| PROMPT |
Each of the lines below must be written out exactly as shown.

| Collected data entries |
########################################

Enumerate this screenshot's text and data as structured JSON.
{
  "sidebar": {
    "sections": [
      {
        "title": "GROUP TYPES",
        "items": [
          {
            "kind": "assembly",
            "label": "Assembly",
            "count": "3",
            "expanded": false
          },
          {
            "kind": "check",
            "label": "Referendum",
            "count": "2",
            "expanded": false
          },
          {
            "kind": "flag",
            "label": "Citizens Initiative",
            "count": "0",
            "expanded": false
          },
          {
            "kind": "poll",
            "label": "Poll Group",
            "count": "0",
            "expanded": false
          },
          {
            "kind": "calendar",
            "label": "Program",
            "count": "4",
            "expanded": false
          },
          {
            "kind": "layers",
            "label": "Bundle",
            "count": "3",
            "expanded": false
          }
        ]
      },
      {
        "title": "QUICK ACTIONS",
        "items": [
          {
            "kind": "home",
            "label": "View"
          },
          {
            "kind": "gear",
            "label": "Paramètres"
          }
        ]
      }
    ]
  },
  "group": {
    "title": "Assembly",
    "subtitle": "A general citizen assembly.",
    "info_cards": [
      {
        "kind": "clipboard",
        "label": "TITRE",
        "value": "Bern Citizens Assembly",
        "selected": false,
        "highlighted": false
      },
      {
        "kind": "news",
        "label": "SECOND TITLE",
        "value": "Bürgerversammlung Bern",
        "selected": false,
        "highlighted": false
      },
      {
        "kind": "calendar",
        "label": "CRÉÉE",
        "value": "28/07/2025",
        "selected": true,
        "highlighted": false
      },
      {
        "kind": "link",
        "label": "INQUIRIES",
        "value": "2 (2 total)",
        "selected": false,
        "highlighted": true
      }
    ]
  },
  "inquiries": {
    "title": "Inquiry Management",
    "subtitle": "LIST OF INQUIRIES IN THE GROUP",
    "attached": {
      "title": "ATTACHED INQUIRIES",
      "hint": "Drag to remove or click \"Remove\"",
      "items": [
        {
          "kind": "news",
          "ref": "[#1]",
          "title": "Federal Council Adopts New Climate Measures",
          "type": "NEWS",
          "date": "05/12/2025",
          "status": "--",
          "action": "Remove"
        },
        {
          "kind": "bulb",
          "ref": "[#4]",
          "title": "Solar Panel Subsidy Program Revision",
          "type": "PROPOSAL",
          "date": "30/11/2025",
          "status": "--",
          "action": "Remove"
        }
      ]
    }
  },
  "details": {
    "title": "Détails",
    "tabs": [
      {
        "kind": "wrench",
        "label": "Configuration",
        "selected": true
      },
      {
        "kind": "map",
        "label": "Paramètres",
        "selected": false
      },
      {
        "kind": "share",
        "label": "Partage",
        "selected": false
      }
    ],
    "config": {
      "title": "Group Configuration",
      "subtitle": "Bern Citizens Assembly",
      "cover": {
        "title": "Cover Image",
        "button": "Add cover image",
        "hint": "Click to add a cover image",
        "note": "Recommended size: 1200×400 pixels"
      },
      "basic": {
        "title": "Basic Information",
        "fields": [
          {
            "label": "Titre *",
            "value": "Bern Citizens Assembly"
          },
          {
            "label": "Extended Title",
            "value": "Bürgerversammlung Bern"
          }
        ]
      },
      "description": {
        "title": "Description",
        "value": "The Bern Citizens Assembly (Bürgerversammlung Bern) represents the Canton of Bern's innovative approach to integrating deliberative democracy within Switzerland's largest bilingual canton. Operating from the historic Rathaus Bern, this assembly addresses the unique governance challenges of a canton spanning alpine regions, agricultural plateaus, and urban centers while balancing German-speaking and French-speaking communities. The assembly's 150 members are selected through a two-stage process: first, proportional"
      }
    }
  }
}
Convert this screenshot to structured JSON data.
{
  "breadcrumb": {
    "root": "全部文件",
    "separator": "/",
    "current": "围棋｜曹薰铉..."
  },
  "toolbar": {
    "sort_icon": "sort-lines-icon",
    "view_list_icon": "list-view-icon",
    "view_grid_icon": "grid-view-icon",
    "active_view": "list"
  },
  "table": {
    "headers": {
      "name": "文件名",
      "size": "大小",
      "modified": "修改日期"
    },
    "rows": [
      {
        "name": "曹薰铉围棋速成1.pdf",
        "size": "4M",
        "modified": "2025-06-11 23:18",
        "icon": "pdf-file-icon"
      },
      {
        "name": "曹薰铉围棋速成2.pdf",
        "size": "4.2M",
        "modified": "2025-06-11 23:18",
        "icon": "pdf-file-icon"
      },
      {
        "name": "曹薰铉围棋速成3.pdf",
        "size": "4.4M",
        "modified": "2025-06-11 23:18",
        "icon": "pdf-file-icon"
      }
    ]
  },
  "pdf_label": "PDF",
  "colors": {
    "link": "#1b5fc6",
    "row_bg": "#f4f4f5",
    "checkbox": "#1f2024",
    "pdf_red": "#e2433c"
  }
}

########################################

| EXPECTED OUTPUT |
Enumerate this screenshot's text and data as structured JSON.
{
  "sidebar": {
    "sections": [
      {
        "title": "GROUP TYPES",
        "items": [
          {
            "kind": "assembly",
            "label": "Assembly",
            "count": "3",
            "expanded": false
          },
          {
            "kind": "check",
            "label": "Referendum",
            "count": "2",
            "expanded": false
          },
          {
            "kind": "flag",
            "label": "Citizens Initiative",
            "count": "0",
            "expanded": false
          },
          {
            "kind": "poll",
            "label": "Poll Group",
            "count": "0",
            "expanded": false
          },
          {
            "kind": "calendar",
            "label": "Program",
            "count": "4",
            "expanded": false
          },
          {
            "kind": "layers",
            "label": "Bundle",
            "count": "3",
            "expanded": false
          }
        ]
      },
      {
        "title": "QUICK ACTIONS",
        "items": [
          {
            "kind": "home",
            "label": "View"
          },
          {
            "kind": "gear",
            "label": "Paramètres"
          }
        ]
      }
    ]
  },
  "group": {
    "title": "Assembly",
    "subtitle": "A general citizen assembly.",
    "info_cards": [
      {
        "kind": "clipboard",
        "label": "TITRE",
        "value": "Bern Citizens Assembly",
        "selected": false,
        "highlighted": false
      },
      {
        "kind": "news",
        "label": "SECOND TITLE",
        "value": "Bürgerversammlung Bern",
        "selected": false,
        "highlighted": false
      },
      {
        "kind": "calendar",
        "label": "CRÉÉE",
        "value": "28/07/2025",
        "selected": true,
        "highlighted": false
      },
      {
        "kind": "link",
        "label": "INQUIRIES",
        "value": "2 (2 total)",
        "selected": false,
        "highlighted": true
      }
    ]
  },
  "inquiries": {
    "title": "Inquiry Management",
    "subtitle": "LIST OF INQUIRIES IN THE GROUP",
    "attached": {
      "title": "ATTACHED INQUIRIES",
      "hint": "Drag to remove or click \"Remove\"",
      "items": [
        {
          "kind": "news",
          "ref": "[#1]",
          "title": "Federal Council Adopts New Climate Measures",
          "type": "NEWS",
          "date": "05/12/2025",
          "status": "--",
          "action": "Remove"
        },
        {
          "kind": "bulb",
          "ref": "[#4]",
          "title": "Solar Panel Subsidy Program Revision",
          "type": "PROPOSAL",
          "date": "30/11/2025",
          "status": "--",
          "action": "Remove"
        }
      ]
    }
  },
  "details": {
    "title": "Détails",
    "tabs": [
      {
        "kind": "wrench",
        "label": "Configuration",
        "selected": true
      },
      {
        "kind": "map",
        "label": "Paramètres",
        "selected": false
      },
      {
        "kind": "share",
        "label": "Partage",
        "selected": false
      }
    ],
    "config": {
      "title": "Group Configuration",
      "subtitle": "Bern Citizens Assembly",
      "cover": {
        "title": "Cover Image",
        "button": "Add cover image",
        "hint": "Click to add a cover image",
        "note": "Recommended size: 1200×400 pixels"
      },
      "basic": {
        "title": "Basic Information",
        "fields": [
          {
            "label": "Titre *",
            "value": "Bern Citizens Assembly"
          },
          {
            "label": "Extended Title",
            "value": "Bürgerversammlung Bern"
          }
        ]
      },
      "description": {
        "title": "Description",
        "value": "The Bern Citizens Assembly (Bürgerversammlung Bern) represents the Canton of Bern's innovative approach to integrating deliberative democracy within Switzerland's largest bilingual canton. Operating from the historic Rathaus Bern, this assembly addresses the unique governance challenges of a canton spanning alpine regions, agricultural plateaus, and urban centers while balancing German-speaking and French-speaking communities. The assembly's 150 members are selected through a two-stage process: first, proportional"
      }
    }
  }
}
Convert this screenshot to structured JSON data.
{
  "breadcrumb": {
    "root": "全部文件",
    "separator": "/",
    "current": "围棋｜曹薰铉..."
  },
  "toolbar": {
    "sort_icon": "sort-lines-icon",
    "view_list_icon": "list-view-icon",
    "view_grid_icon": "grid-view-icon",
    "active_view": "list"
  },
  "table": {
    "headers": {
      "name": "文件名",
      "size": "大小",
      "modified": "修改日期"
    },
    "rows": [
      {
        "name": "曹薰铉围棋速成1.pdf",
        "size": "4M",
        "modified": "2025-06-11 23:18",
        "icon": "pdf-file-icon"
      },
      {
        "name": "曹薰铉围棋速成2.pdf",
        "size": "4.2M",
        "modified": "2025-06-11 23:18",
        "icon": "pdf-file-icon"
      },
      {
        "name": "曹薰铉围棋速成3.pdf",
        "size": "4.4M",
        "modified": "2025-06-11 23:18",
        "icon": "pdf-file-icon"
      }
    ]
  },
  "pdf_label": "PDF",
  "colors": {
    "link": "#1b5fc6",
    "row_bg": "#f4f4f5",
    "checkbox": "#1f2024",
    "pdf_red": "#e2433c"
  }
}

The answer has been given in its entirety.